Year after year, Mr. Tracy has proven that his words and his back are as soft as Mac N’ Cheese. For the twelfth season in a row, Mac N’ Cheese has failed to play a complete season.
This one is especially upsetting because the Rockets, with the acquisition of Ron Artest, was expected to be a top contender and to compete with the Lakers for the top spot in the West.
As the sixth-highest paid player in the game at $21,126,874, he averages 15 pts, 4.4 rebs, and 5.0 ast, but he plays little to no defense. At 35 games, he billed the Rockets organization and their fans at a rate of $603,000 per game (or every 33 minutes he pretends to play basketball).
Not only is he wasting Houston’s money; he has wasted Yao Ming’s youth and talent and Ron Artest and Shane Battier’s great defense. He also left a perfect supporting cast(Aaron Brooks, Luis Scola, Carl Landry, and Jarvis Hayes) dryer than the state they play in. Give them their money back!
There is not another player in the league that, in the past 10 years, has been more injury plagued than Larry Hughes (except for maybe Grant Hill).
In his first five seasons, he averaged approximately 50 games per season.
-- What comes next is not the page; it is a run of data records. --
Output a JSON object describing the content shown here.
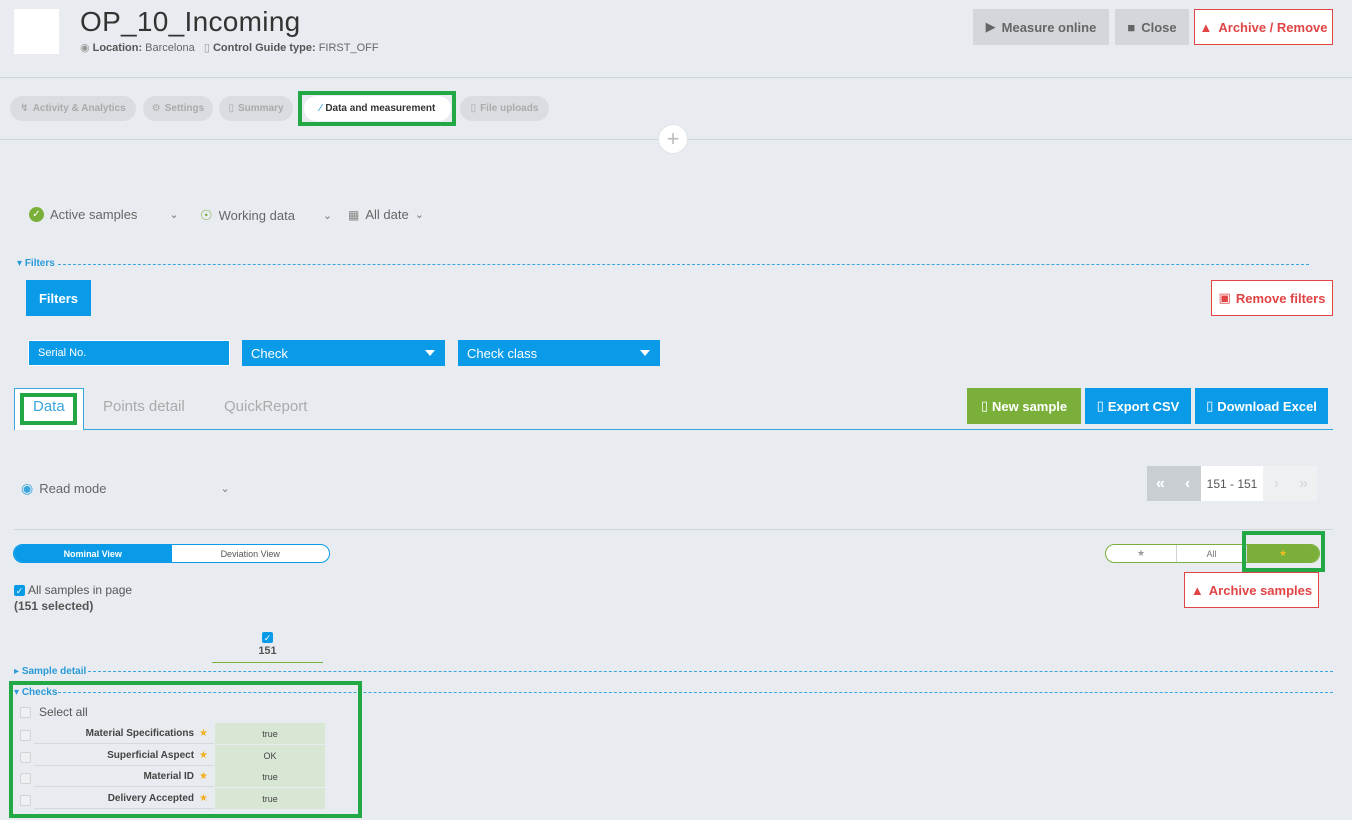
{
  "header": {
    "title": "OP_10_Incoming",
    "location_label": "Location:",
    "location_value": "Barcelona",
    "control_label": "Control Guide type:",
    "control_value": "FIRST_OFF",
    "measure_label": "Measure online",
    "close_label": "Close",
    "archive_label": "Archive / Remove"
  },
  "top_tabs": [
    {
      "label": "Activity & Analytics"
    },
    {
      "label": "Settings"
    },
    {
      "label": "Summary"
    },
    {
      "label": "Data and measurement"
    },
    {
      "label": "File uploads"
    }
  ],
  "toolbar": {
    "samples": "Active samples",
    "working": "Working data",
    "date": "All date"
  },
  "filters": {
    "section_label": "Filters",
    "button": "Filters",
    "remove": "Remove filters",
    "serial_placeholder": "Serial No.",
    "check": "Check",
    "check_class": "Check class"
  },
  "data_tabs": [
    {
      "label": "Data"
    },
    {
      "label": "Points detail"
    },
    {
      "label": "QuickReport"
    }
  ],
  "actions": {
    "new_sample": "New sample",
    "export_csv": "Export CSV",
    "download_excel": "Download Excel"
  },
  "read_mode": "Read mode",
  "pager": {
    "range": "151 - 151"
  },
  "view_toggle": {
    "nominal": "Nominal View",
    "deviation": "Deviation View"
  },
  "star_toggle": {
    "all": "All"
  },
  "archive_samples": "Archive samples",
  "samples": {
    "all_in_page": "All samples in page",
    "selected": "(151 selected)",
    "column_id": "151"
  },
  "sections": {
    "sample_detail": "Sample detail",
    "checks": "Checks"
  },
  "checks": {
    "select_all": "Select all",
    "rows": [
      {
        "name": "Material Specifications",
        "value": "true"
      },
      {
        "name": "Superficial Aspect",
        "value": "OK"
      },
      {
        "name": "Material ID",
        "value": "true"
      },
      {
        "name": "Delivery Accepted",
        "value": "true"
      }
    ]
  }
}
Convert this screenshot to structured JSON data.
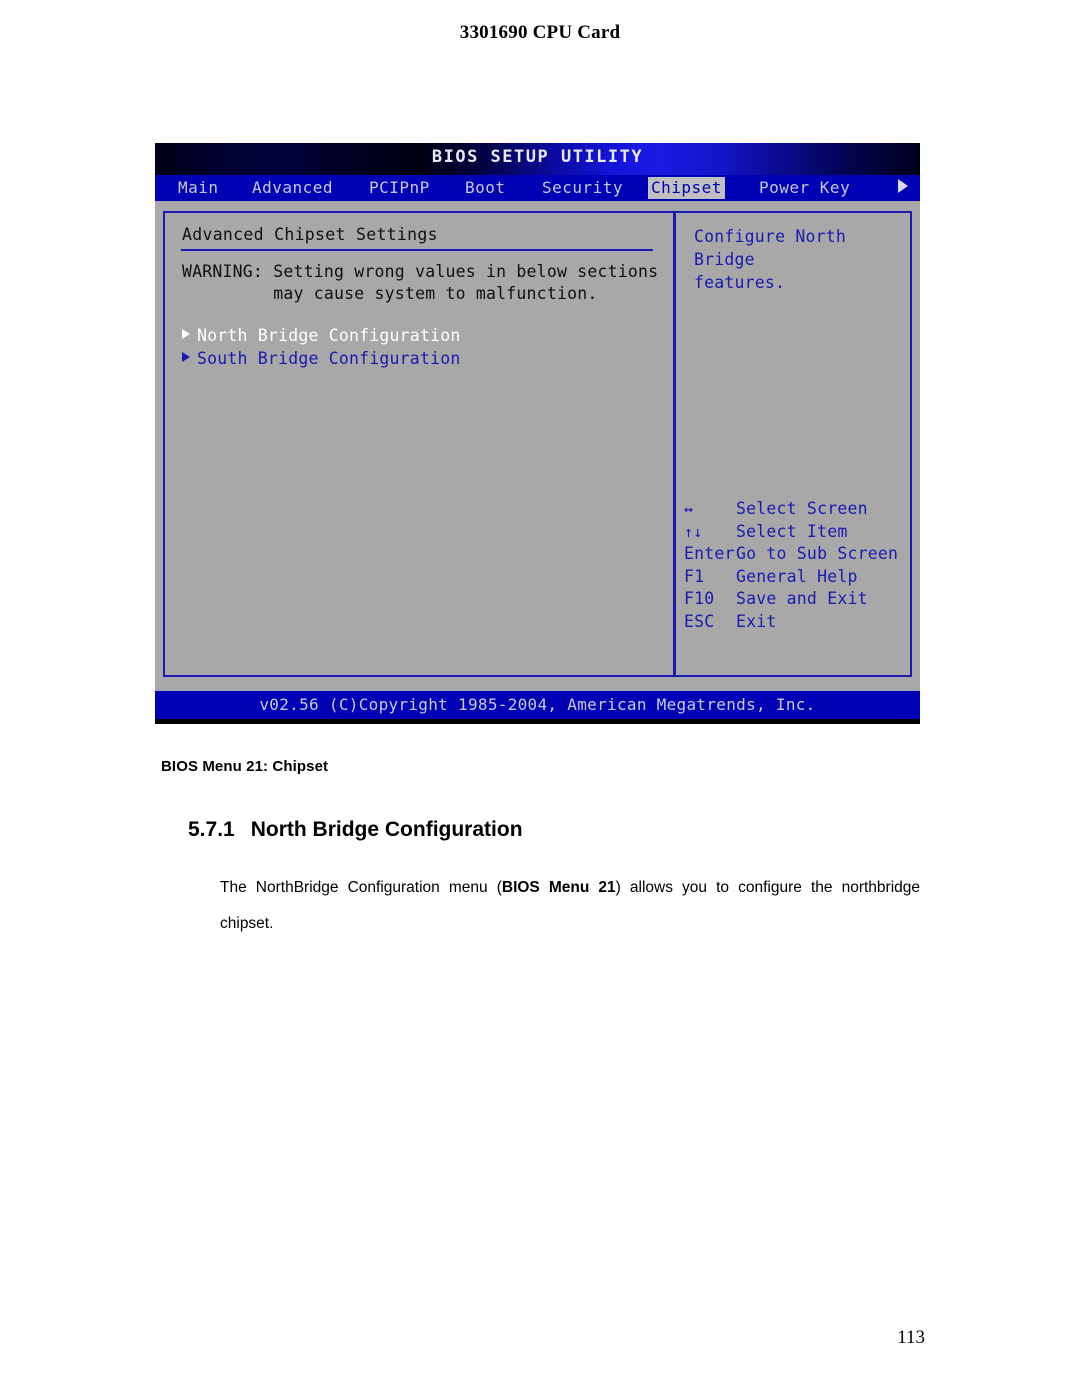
{
  "document": {
    "header_title": "3301690 CPU Card",
    "page_number": "113",
    "caption": "BIOS Menu 21: Chipset",
    "section": {
      "number": "5.7.1",
      "title": "North Bridge Configuration"
    },
    "paragraph": {
      "before": "The NorthBridge Configuration menu (",
      "bold": "BIOS Menu 21",
      "after": ") allows you to configure the northbridge chipset."
    }
  },
  "bios": {
    "title": "BIOS SETUP UTILITY",
    "menu": [
      {
        "label": "Main",
        "selected": false
      },
      {
        "label": "Advanced",
        "selected": false
      },
      {
        "label": "PCIPnP",
        "selected": false
      },
      {
        "label": "Boot",
        "selected": false
      },
      {
        "label": "Security",
        "selected": false
      },
      {
        "label": "Chipset",
        "selected": true
      },
      {
        "label": "Power Key",
        "selected": false
      }
    ],
    "menu_overflow_icon": "right-arrow-icon",
    "left_panel": {
      "section_title": "Advanced Chipset Settings",
      "warning_line1": "WARNING: Setting wrong values in below sections",
      "warning_line2": "         may cause system to malfunction.",
      "items": [
        {
          "label": "North Bridge Configuration",
          "selected": true
        },
        {
          "label": "South Bridge Configuration",
          "selected": false
        }
      ]
    },
    "right_panel": {
      "help_line1": "Configure North Bridge",
      "help_line2": "features.",
      "key_legend": [
        {
          "key": "↔",
          "desc": "Select Screen",
          "icon": "left-right-arrow-icon"
        },
        {
          "key": "↑↓",
          "desc": "Select Item",
          "icon": "up-down-arrow-icon"
        },
        {
          "key": "Enter",
          "desc": "Go to Sub Screen",
          "icon": ""
        },
        {
          "key": "F1",
          "desc": "General Help",
          "icon": ""
        },
        {
          "key": "F10",
          "desc": "Save and Exit",
          "icon": ""
        },
        {
          "key": "ESC",
          "desc": "Exit",
          "icon": ""
        }
      ]
    },
    "footer": "v02.56 (C)Copyright 1985-2004, American Megatrends, Inc.",
    "colors": {
      "menubar_blue": "#0000b4",
      "body_gray": "#a8a8a8",
      "border_blue": "#1a1ab0",
      "selected_text": "#ffffff",
      "link_blue": "#1a1ab0"
    }
  }
}
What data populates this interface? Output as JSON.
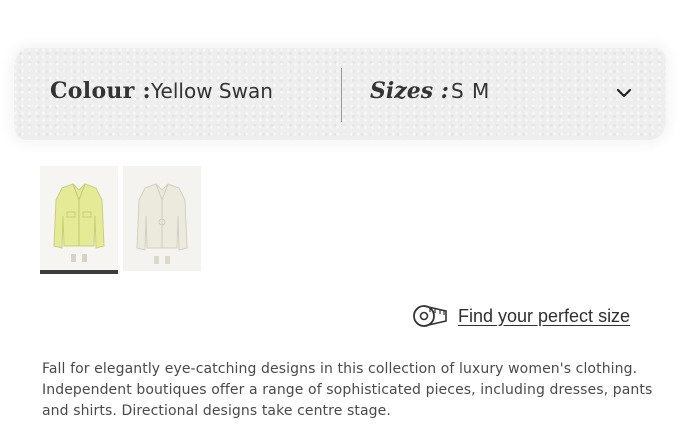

In the last five years, he has averaged approximately 35 games per season. At 54 games played so far this year, for both the Knicks and the Bulls, it has been one of his better seasons, health wise.
Unfortunately, for the teams he had casted his dark spell of clouds upon, $12,827,676 is a lot to pay for an offensive liability with the inability to stay healthy. A shove or a push will injure this guy.
Plus, Hughes' teammates have seen more bricks than the Great Wall of China (He shot 41.1 percent in Chicago and 38.0 percent in New York).
Lastly, unless Mr. Hughes gets paid to sit, he will most likely be unhappy with his situation.
Eddy Curry is getting paid $10,000,000 per season to simply keep his body in shape. The Knicks didn’t even ask him to play a single minute.
I don’t want to say anything mean about the guy because of his family tragedies, but I’ll put it this way. EC has received 82 paid sick days out of 82 possible work days. Oh wait, does playing a total of 9 minutes in 3 games count?
In translation, Eddy Curry was paid more than $1,000,000 for each minute he was on the court. But, then again, it’s not his fault Isaiah Thomas was writing out checks to anyone that has more than two to three decent games per season.
I would say give the Knicks organization their money back, but since it’s team owner is a very rich loser for life, I could care less. MSG is going to sell out every game anyway.
Stephon Marbury, this season, is only the ninth-highest paid player. Last year, he was third. Playing in 21 games and 17 minutes per game, he has averaged 3 pts, 3 ast, 0.4 stls, 0.1 blks while shooting 33 percent.
Wow? That means he has been paid $333,333.333 per point scored so far this season. Yes, I know my math is off by a couple of numbers, but you get the point.
Anyways, I don't know why anyone would pay millions for cancer. Marburycular is the most contagious form of cancer that can quickly tear apart or destroy the bond or chemistry of young molecular units called TEAM.
I first thought society had become ridiculous when people had to pay for water, and planters had to pay for dirt. But organizations actually pay for cancer? Can we really blame these teams though? Marbury, in the past several years, has been the Bernard Madoff of basketball…the best salesman, a “bona fide” hustler.
In the past two seasons, Gilbert Arenas has played 15 games. That is a total of 478 minutes of work in the past two seasons.
With a hefty $100+ million contract, Gilbert Arenas, in the past two season, has been making a bit under a $85,000.00 for every minute he is on the court. If you only account for this season, he is making approximately $322,000.00 for every minute played.
With 80 paid sick days out of the 82 working days, Gilbert Arenas deserves more criticism than anyone in the NBA. Judging from his blog, he has definitely spent more time on the Internet than doing work. There was a study released earlier this month that surfing the Internet helps productivity, but I don’t think they used Gilbert Arenas as a test subject, did they?